Your Local Species
suggested grade levels: 9-12
view Idaho achievement standards for this lesson
1. The student will access a map from the Digital Atlas to identify major stream drainages into the Portneuf River.
2. The student will analyze the distribution of species of Idaho amphibians along a river area. The students may choose to focus on birds, reptiles, mammals, or butterflies if they prefer.
3. The student will take samples from three different sites along the river to verify the records in the Digital Atlas.
To see a map of Idaho: Click on Atlas Home, then on Idaho Maps. Use the buttons at the top and the search function to see an enlargement of the particular area you are studying. Maps can be printed by clicking on the map and then going to File and clicking on Print.
1. Go on a trip at a specific place along your river, stream, or creek. Students are divided into groups. Each group will be required to take samples at each site. The samples will include vegetation taken along the banks, net sampling of invertebrates, observation of any amphibians or evidence of amphibians including calls, tracks, scat, or eggs, and water temperature. Teachers can have students go to three different sites and collect data.
2. Be sure to have students listen to frog calls before they approach the habitat. Human noise within 400 feet can cause the frogs to stop calling. If you do hear calls you can identify the species by comparing it to the calls recorded for each species on the Digital Atlas.
To get there: Click on Atlas Home, Biology, Amphibians, then on Amphibians of Idaho Checklist. Click on selected species for information on them and click on "male call" to hear the call of the species.
3. Have the students bring their samples back to class so they can be identified using field guides as well as the Digital Atlas identification pages. Compile the information you have gathered and start a species checklist for your sites.

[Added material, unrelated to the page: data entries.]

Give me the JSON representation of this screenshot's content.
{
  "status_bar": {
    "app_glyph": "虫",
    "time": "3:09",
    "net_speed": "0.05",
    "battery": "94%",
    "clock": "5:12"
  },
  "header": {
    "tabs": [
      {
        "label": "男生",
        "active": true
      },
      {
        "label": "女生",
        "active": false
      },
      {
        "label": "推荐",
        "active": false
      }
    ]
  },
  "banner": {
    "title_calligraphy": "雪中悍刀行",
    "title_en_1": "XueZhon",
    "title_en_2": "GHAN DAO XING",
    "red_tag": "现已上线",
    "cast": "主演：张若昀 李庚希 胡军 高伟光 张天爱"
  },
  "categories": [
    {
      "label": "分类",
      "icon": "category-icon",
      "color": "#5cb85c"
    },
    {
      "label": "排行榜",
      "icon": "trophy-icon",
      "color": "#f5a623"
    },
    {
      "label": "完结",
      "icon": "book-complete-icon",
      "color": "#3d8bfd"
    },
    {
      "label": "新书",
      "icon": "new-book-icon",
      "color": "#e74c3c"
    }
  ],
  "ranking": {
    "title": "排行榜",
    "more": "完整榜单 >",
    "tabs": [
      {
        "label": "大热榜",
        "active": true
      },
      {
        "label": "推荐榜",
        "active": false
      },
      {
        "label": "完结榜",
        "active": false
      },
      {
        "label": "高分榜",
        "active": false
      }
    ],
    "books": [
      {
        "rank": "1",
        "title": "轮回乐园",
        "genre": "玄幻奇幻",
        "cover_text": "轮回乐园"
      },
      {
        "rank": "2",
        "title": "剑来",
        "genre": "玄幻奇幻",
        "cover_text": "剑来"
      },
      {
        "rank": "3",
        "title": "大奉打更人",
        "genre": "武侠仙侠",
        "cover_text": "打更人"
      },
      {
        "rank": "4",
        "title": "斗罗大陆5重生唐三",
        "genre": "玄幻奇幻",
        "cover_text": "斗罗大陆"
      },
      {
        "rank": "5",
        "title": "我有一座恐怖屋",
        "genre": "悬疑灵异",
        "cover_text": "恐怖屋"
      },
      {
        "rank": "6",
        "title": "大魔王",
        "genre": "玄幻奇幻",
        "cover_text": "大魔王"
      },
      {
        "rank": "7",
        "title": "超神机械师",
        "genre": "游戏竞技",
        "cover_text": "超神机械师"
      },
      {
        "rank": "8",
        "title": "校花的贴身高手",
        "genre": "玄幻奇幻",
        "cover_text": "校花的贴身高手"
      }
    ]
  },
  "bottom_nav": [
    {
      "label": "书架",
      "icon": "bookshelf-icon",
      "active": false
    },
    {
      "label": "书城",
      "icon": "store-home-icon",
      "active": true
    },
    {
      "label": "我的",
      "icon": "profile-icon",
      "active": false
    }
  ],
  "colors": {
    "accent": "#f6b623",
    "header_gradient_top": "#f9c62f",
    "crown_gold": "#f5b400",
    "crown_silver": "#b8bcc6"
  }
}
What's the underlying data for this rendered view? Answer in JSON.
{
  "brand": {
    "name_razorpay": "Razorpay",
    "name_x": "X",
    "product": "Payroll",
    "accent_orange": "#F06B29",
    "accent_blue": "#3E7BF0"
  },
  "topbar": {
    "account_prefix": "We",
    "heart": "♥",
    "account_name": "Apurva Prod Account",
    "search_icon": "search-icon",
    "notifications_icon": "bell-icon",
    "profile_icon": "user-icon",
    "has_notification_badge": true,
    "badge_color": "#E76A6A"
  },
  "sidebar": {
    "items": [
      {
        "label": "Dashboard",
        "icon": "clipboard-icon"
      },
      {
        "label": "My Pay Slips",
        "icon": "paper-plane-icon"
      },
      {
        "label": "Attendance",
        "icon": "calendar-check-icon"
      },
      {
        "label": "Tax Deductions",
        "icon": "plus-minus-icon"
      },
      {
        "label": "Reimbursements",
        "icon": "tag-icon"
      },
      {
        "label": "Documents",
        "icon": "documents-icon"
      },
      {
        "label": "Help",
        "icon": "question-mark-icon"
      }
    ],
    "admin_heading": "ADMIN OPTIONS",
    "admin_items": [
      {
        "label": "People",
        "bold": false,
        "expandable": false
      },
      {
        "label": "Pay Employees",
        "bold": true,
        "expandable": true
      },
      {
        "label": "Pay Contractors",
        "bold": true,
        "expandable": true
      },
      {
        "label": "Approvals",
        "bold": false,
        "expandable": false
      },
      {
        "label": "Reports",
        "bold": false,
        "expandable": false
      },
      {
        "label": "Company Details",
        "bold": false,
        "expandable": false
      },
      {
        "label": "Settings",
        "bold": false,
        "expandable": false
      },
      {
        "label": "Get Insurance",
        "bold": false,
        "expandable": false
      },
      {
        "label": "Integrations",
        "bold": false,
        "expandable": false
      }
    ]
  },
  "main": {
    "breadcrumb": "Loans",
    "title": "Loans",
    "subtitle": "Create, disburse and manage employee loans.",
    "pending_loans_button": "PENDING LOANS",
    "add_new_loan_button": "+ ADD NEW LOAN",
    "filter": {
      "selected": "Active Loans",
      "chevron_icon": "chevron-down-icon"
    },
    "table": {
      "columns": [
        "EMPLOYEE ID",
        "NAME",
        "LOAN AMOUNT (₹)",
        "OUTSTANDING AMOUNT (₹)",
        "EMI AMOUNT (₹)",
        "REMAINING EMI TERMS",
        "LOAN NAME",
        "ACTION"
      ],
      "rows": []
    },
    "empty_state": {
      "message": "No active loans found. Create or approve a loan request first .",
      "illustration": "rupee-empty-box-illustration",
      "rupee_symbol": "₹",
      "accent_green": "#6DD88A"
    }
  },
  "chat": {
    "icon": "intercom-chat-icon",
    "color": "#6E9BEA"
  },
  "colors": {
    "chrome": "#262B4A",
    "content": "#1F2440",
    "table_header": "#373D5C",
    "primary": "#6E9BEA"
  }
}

4. Discussion of results.
For class discussion
1. What species of amphibians are most likely found along your river's drainage area?
2. Give specific characteristics and habitats to support your answer.
3. Were there any differences in samples from one site to another? What might be the effects of these differences on which amphibian species live there?
4. What factors might affect each site?
5. What recommendations can you give to improve the ecology of your river and its surrounding habitats?
These are links to access the handouts and printable materials.
Idaho Maps | Amphibians of Idaho Checklist
Biology: Biology Topics